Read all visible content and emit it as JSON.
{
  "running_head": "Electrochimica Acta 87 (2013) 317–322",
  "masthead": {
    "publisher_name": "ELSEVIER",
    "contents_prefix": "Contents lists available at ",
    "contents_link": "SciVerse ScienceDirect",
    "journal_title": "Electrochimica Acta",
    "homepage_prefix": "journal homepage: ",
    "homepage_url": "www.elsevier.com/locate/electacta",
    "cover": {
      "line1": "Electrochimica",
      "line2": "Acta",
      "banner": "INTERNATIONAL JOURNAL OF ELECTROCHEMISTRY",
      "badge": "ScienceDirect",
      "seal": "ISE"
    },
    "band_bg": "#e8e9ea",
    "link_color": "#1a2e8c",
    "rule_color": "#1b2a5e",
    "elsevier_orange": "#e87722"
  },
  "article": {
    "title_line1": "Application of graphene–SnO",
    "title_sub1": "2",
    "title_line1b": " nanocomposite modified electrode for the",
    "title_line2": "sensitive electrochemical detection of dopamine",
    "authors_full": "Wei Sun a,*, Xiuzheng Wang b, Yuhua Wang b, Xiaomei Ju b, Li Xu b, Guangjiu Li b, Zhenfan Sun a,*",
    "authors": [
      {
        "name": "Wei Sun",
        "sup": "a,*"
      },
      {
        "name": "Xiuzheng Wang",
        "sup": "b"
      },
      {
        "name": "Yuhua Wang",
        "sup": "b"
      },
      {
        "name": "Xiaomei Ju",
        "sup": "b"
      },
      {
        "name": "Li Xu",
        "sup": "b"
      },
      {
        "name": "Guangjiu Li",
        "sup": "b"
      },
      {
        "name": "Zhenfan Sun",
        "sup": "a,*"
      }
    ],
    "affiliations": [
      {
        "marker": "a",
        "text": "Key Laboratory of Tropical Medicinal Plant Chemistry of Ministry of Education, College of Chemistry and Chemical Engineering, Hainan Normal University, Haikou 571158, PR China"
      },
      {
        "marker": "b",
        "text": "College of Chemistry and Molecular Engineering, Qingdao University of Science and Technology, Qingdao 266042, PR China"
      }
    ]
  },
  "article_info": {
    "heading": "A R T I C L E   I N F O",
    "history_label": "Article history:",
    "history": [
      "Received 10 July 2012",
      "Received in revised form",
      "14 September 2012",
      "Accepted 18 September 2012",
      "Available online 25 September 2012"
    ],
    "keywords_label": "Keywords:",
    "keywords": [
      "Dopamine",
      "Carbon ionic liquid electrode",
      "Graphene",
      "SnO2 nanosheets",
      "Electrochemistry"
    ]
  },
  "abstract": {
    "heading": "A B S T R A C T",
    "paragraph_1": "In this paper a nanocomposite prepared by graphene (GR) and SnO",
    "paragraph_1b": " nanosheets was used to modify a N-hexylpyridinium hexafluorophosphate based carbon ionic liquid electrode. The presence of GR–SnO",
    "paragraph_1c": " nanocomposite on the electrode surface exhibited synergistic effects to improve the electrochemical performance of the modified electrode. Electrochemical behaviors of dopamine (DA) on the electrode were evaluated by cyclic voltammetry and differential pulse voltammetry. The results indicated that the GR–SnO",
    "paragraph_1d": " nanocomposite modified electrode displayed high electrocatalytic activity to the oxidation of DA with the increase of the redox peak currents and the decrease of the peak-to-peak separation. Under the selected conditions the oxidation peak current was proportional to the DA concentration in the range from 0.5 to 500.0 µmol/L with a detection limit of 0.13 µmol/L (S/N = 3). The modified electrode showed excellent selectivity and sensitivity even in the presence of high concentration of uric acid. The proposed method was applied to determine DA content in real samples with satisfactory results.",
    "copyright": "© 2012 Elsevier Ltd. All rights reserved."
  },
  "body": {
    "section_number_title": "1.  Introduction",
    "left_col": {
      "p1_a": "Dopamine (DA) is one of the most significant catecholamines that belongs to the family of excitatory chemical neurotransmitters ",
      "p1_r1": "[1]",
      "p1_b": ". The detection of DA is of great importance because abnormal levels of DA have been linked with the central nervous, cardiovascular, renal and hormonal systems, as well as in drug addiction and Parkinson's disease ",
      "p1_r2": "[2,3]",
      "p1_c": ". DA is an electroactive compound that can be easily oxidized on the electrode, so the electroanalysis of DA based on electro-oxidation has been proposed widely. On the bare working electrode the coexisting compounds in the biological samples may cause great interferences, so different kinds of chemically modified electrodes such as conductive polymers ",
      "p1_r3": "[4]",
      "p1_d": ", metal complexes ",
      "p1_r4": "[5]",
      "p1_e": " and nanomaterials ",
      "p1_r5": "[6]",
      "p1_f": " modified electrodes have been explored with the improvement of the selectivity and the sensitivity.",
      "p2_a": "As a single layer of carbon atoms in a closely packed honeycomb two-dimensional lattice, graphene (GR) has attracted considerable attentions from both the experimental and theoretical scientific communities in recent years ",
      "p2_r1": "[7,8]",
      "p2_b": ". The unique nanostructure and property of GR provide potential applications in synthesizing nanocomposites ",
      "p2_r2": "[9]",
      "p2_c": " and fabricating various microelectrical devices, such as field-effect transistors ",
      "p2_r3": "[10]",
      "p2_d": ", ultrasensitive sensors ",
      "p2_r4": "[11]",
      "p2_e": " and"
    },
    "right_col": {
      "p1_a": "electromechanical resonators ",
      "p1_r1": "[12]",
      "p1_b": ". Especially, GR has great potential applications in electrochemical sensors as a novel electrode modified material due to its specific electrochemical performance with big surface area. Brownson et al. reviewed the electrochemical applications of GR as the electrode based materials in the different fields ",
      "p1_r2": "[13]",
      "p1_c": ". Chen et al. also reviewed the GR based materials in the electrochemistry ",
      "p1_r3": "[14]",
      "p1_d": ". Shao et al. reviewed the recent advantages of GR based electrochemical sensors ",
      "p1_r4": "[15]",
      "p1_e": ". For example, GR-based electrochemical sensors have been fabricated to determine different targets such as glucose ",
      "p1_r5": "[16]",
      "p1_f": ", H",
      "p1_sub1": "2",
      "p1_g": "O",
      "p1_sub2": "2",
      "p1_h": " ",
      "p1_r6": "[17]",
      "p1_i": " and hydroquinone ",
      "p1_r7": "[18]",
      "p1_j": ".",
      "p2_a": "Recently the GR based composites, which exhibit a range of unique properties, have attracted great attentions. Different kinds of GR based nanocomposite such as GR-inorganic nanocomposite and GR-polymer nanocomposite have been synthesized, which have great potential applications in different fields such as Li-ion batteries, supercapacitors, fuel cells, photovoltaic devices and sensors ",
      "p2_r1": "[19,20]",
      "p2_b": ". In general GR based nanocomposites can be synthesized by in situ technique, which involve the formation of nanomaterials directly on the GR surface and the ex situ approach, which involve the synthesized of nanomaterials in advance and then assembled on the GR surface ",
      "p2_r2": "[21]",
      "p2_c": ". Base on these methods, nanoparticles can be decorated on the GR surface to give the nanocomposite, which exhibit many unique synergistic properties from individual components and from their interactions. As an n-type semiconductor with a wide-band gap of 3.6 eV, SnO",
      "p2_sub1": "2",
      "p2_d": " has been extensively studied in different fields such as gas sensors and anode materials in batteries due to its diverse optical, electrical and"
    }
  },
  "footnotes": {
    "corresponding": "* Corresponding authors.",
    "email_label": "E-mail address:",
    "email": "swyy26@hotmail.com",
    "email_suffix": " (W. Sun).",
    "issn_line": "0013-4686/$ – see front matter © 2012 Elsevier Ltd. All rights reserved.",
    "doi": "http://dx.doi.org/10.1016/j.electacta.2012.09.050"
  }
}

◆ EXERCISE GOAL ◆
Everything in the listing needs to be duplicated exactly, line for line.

◆ ANSWER SPACE ◆
Read all visible content and emit it as JSON.
{
  "running_head": "Electrochimica Acta 87 (2013) 317–322",
  "masthead": {
    "publisher_name": "ELSEVIER",
    "contents_prefix": "Contents lists available at ",
    "contents_link": "SciVerse ScienceDirect",
    "journal_title": "Electrochimica Acta",
    "homepage_prefix": "journal homepage: ",
    "homepage_url": "www.elsevier.com/locate/electacta",
    "cover": {
      "line1": "Electrochimica",
      "line2": "Acta",
      "banner": "INTERNATIONAL JOURNAL OF ELECTROCHEMISTRY",
      "badge": "ScienceDirect",
      "seal": "ISE"
    },
    "band_bg": "#e8e9ea",
    "link_color": "#1a2e8c",
    "rule_color": "#1b2a5e",
    "elsevier_orange": "#e87722"
  },
  "article": {
    "title_line1": "Application of graphene–SnO",
    "title_sub1": "2",
    "title_line1b": " nanocomposite modified electrode for the",
    "title_line2": "sensitive electrochemical detection of dopamine",
    "authors_full": "Wei Sun a,*, Xiuzheng Wang b, Yuhua Wang b, Xiaomei Ju b, Li Xu b, Guangjiu Li b, Zhenfan Sun a,*",
    "authors": [
      {
        "name": "Wei Sun",
        "sup": "a,*"
      },
      {
        "name": "Xiuzheng Wang",
        "sup": "b"
      },
      {
        "name": "Yuhua Wang",
        "sup": "b"
      },
      {
        "name": "Xiaomei Ju",
        "sup": "b"
      },
      {
        "name": "Li Xu",
        "sup": "b"
      },
      {
        "name": "Guangjiu Li",
        "sup": "b"
      },
      {
        "name": "Zhenfan Sun",
        "sup": "a,*"
      }
    ],
    "affiliations": [
      {
        "marker": "a",
        "text": "Key Laboratory of Tropical Medicinal Plant Chemistry of Ministry of Education, College of Chemistry and Chemical Engineering, Hainan Normal University, Haikou 571158, PR China"
      },
      {
        "marker": "b",
        "text": "College of Chemistry and Molecular Engineering, Qingdao University of Science and Technology, Qingdao 266042, PR China"
      }
    ]
  },
  "article_info": {
    "heading": "A R T I C L E   I N F O",
    "history_label": "Article history:",
    "history": [
      "Received 10 July 2012",
      "Received in revised form",
      "14 September 2012",
      "Accepted 18 September 2012",
      "Available online 25 September 2012"
    ],
    "keywords_label": "Keywords:",
    "keywords": [
      "Dopamine",
      "Carbon ionic liquid electrode",
      "Graphene",
      "SnO2 nanosheets",
      "Electrochemistry"
    ]
  },
  "abstract": {
    "heading": "A B S T R A C T",
    "paragraph_1": "In this paper a nanocomposite prepared by graphene (GR) and SnO",
    "paragraph_1b": " nanosheets was used to modify a N-hexylpyridinium hexafluorophosphate based carbon ionic liquid electrode. The presence of GR–SnO",
    "paragraph_1c": " nanocomposite on the electrode surface exhibited synergistic effects to improve the electrochemical performance of the modified electrode. Electrochemical behaviors of dopamine (DA) on the electrode were evaluated by cyclic voltammetry and differential pulse voltammetry. The results indicated that the GR–SnO",
    "paragraph_1d": " nanocomposite modified electrode displayed high electrocatalytic activity to the oxidation of DA with the increase of the redox peak currents and the decrease of the peak-to-peak separation. Under the selected conditions the oxidation peak current was proportional to the DA concentration in the range from 0.5 to 500.0 µmol/L with a detection limit of 0.13 µmol/L (S/N = 3). The modified electrode showed excellent selectivity and sensitivity even in the presence of high concentration of uric acid. The proposed method was applied to determine DA content in real samples with satisfactory results.",
    "copyright": "© 2012 Elsevier Ltd. All rights reserved."
  },
  "body": {
    "section_number_title": "1.  Introduction",
    "left_col": {
      "p1_a": "Dopamine (DA) is one of the most significant catecholamines that belongs to the family of excitatory chemical neurotransmitters ",
      "p1_r1": "[1]",
      "p1_b": ". The detection of DA is of great importance because abnormal levels of DA have been linked with the central nervous, cardiovascular, renal and hormonal systems, as well as in drug addiction and Parkinson's disease ",
      "p1_r2": "[2,3]",
      "p1_c": ". DA is an electroactive compound that can be easily oxidized on the electrode, so the electroanalysis of DA based on electro-oxidation has been proposed widely. On the bare working electrode the coexisting compounds in the biological samples may cause great interferences, so different kinds of chemically modified electrodes such as conductive polymers ",
      "p1_r3": "[4]",
      "p1_d": ", metal complexes ",
      "p1_r4": "[5]",
      "p1_e": " and nanomaterials ",
      "p1_r5": "[6]",
      "p1_f": " modified electrodes have been explored with the improvement of the selectivity and the sensitivity.",
      "p2_a": "As a single layer of carbon atoms in a closely packed honeycomb two-dimensional lattice, graphene (GR) has attracted considerable attentions from both the experimental and theoretical scientific communities in recent years ",
      "p2_r1": "[7,8]",
      "p2_b": ". The unique nanostructure and property of GR provide potential applications in synthesizing nanocomposites ",
      "p2_r2": "[9]",
      "p2_c": " and fabricating various microelectrical devices, such as field-effect transistors ",
      "p2_r3": "[10]",
      "p2_d": ", ultrasensitive sensors ",
      "p2_r4": "[11]",
      "p2_e": " and"
    },
    "right_col": {
      "p1_a": "electromechanical resonators ",
      "p1_r1": "[12]",
      "p1_b": ". Especially, GR has great potential applications in electrochemical sensors as a novel electrode modified material due to its specific electrochemical performance with big surface area. Brownson et al. reviewed the electrochemical applications of GR as the electrode based materials in the different fields ",
      "p1_r2": "[13]",
      "p1_c": ". Chen et al. also reviewed the GR based materials in the electrochemistry ",
      "p1_r3": "[14]",
      "p1_d": ". Shao et al. reviewed the recent advantages of GR based electrochemical sensors ",
      "p1_r4": "[15]",
      "p1_e": ". For example, GR-based electrochemical sensors have been fabricated to determine different targets such as glucose ",
      "p1_r5": "[16]",
      "p1_f": ", H",
      "p1_sub1": "2",
      "p1_g": "O",
      "p1_sub2": "2",
      "p1_h": " ",
      "p1_r6": "[17]",
      "p1_i": " and hydroquinone ",
      "p1_r7": "[18]",
      "p1_j": ".",
      "p2_a": "Recently the GR based composites, which exhibit a range of unique properties, have attracted great attentions. Different kinds of GR based nanocomposite such as GR-inorganic nanocomposite and GR-polymer nanocomposite have been synthesized, which have great potential applications in different fields such as Li-ion batteries, supercapacitors, fuel cells, photovoltaic devices and sensors ",
      "p2_r1": "[19,20]",
      "p2_b": ". In general GR based nanocomposites can be synthesized by in situ technique, which involve the formation of nanomaterials directly on the GR surface and the ex situ approach, which involve the synthesized of nanomaterials in advance and then assembled on the GR surface ",
      "p2_r2": "[21]",
      "p2_c": ". Base on these methods, nanoparticles can be decorated on the GR surface to give the nanocomposite, which exhibit many unique synergistic properties from individual components and from their interactions. As an n-type semiconductor with a wide-band gap of 3.6 eV, SnO",
      "p2_sub1": "2",
      "p2_d": " has been extensively studied in different fields such as gas sensors and anode materials in batteries due to its diverse optical, electrical and"
    }
  },
  "footnotes": {
    "corresponding": "* Corresponding authors.",
    "email_label": "E-mail address:",
    "email": "swyy26@hotmail.com",
    "email_suffix": " (W. Sun).",
    "issn_line": "0013-4686/$ – see front matter © 2012 Elsevier Ltd. All rights reserved.",
    "doi": "http://dx.doi.org/10.1016/j.electacta.2012.09.050"
  }
}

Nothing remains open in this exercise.